At the age of 15, Goran Vuksic received his very first computer — an Amiga 500 based on the Motorola 68K microprocessor. What began as a games machine quickly became a platform for the budding young technology enthusiast from Croatia to write programs. Taking advantage of courses in BASIC and Pascal programming language at his high school, Goran quickly learned the ins and outs of computer languages and began to embark on a technology path.
After school, Goran started his career working in the banking and human resources sector. There he worked with COBOL programs, but later focused primarily on Microsoft .NET technologies. At some point, the iPhone and iPad came along, and the buzz around mobile was too great to ignore. Goran took notice, eventually moving into mobile application development full-time where he learned the Objective-C programming language. When Swift was announced in 2014, Goran quickly jumped to learn the new language and is loving it so far. “I always try to do some fun projects with fun and interesting, SDKs, frameworks, to explore what is available, what is possible to do.”
So what does Goran think about Apple’s pivot to Swift? “My personal opinion is that I still miss Objective-C. People usually complain that it’s a hard programming to learn, but it has strict rules, and that’s what needs to be followed. I really liked it more than I like Swift now, because Swift is still changing. Even with Swift 3.0 released, Objective-C is a stable and solid 30-years-old language.”
When asked about his view on other mobile platforms, Goran muses: “Android is challenging because of the number of devices that must be supported. I like the Apple platform, but I’m not one of those ‘iOS only’ guys. I have an Android phone and keep current with other mobile platforms to see what is new and what’s going on. But, yes,I find the way how Apple does things interesting and I think it’s cool.”
Now Goran works at Tattoodo, but still enjoys taking on side projects — his most interesting and fun project of late is playing around with LEGO blocks and using mobile applications to enhance the experience using principles of augmented reality (AR). Goran explains: “My projects use a deep learning framework to detect the LEGO object. When I have two Lego bricks put together, the application will recognize it and it will tell me the next step for how to put the bricks together.” His experiments finally led him to Affectiva’s Emotion SDK and gave him an idea. What if you could capture the user’s facial expression and superimpose it on the LEGO character using AR? It worked beautifully!
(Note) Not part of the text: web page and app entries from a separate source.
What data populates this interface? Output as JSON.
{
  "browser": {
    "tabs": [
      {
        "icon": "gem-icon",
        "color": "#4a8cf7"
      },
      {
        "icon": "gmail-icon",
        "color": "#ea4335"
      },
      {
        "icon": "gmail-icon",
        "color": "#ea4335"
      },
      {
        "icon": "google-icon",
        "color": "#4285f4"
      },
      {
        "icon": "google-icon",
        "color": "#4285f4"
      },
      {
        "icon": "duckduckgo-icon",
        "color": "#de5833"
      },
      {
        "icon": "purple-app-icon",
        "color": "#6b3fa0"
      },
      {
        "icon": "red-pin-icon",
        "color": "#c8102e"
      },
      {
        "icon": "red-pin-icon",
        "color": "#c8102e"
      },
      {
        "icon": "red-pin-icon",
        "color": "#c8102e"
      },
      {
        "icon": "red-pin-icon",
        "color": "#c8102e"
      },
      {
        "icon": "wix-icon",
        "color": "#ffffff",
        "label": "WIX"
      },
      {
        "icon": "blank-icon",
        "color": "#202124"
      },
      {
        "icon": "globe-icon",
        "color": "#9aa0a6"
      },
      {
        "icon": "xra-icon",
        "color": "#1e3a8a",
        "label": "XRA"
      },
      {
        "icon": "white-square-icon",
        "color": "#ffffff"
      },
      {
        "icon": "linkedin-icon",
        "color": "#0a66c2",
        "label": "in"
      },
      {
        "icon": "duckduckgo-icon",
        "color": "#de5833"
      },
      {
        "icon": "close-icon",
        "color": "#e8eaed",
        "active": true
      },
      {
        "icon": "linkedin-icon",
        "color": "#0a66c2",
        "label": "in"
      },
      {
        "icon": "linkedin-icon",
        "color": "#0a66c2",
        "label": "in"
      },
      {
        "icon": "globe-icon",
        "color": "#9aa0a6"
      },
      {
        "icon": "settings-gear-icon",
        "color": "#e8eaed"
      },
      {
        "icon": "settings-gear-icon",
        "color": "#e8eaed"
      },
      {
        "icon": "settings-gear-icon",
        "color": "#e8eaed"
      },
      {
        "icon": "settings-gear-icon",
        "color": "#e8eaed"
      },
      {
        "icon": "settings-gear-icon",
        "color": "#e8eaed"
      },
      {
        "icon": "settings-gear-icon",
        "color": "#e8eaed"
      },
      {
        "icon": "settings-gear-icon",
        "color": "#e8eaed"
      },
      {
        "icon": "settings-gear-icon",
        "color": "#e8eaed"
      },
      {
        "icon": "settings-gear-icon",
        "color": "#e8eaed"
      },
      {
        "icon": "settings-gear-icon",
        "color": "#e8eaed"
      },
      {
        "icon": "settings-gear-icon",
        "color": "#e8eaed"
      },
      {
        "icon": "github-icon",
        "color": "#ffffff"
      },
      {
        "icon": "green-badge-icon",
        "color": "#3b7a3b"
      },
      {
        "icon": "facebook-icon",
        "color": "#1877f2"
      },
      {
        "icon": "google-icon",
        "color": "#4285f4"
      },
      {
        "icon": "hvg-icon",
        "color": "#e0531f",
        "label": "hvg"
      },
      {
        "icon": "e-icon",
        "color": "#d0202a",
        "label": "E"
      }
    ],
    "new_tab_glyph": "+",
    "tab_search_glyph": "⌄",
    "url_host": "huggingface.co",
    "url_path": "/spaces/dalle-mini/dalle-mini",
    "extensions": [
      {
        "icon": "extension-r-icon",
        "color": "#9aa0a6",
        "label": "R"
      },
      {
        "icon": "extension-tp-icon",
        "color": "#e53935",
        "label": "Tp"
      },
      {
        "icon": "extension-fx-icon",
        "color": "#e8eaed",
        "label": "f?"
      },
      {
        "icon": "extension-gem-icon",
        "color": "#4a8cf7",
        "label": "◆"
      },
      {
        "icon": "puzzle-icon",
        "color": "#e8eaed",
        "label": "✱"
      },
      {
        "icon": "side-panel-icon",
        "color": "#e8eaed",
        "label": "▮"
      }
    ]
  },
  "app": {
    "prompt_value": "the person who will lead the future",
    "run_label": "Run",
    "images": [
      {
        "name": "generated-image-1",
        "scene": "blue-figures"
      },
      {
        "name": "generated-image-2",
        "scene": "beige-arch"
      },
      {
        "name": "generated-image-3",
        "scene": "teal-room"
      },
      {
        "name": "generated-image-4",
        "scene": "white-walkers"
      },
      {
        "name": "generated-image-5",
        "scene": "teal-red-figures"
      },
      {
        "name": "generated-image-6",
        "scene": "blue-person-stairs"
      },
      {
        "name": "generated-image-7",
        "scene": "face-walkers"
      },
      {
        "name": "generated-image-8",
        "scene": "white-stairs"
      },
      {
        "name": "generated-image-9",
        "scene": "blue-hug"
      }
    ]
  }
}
The project has been an inspiration for Goran, who now believes that the combination of emotions and artificial intelligence has significant potential. “When we communicate between ourselves or between with machine or such, we actually express emotions naturally — it’s the thing that comes first and it’s the most intuitive way to communicate. I think the mechanical button is something like 100 years old now. But it’s not about pushing buttons, it’s about people more intuitively interacting with technology. It’s also a faster way to communicate.”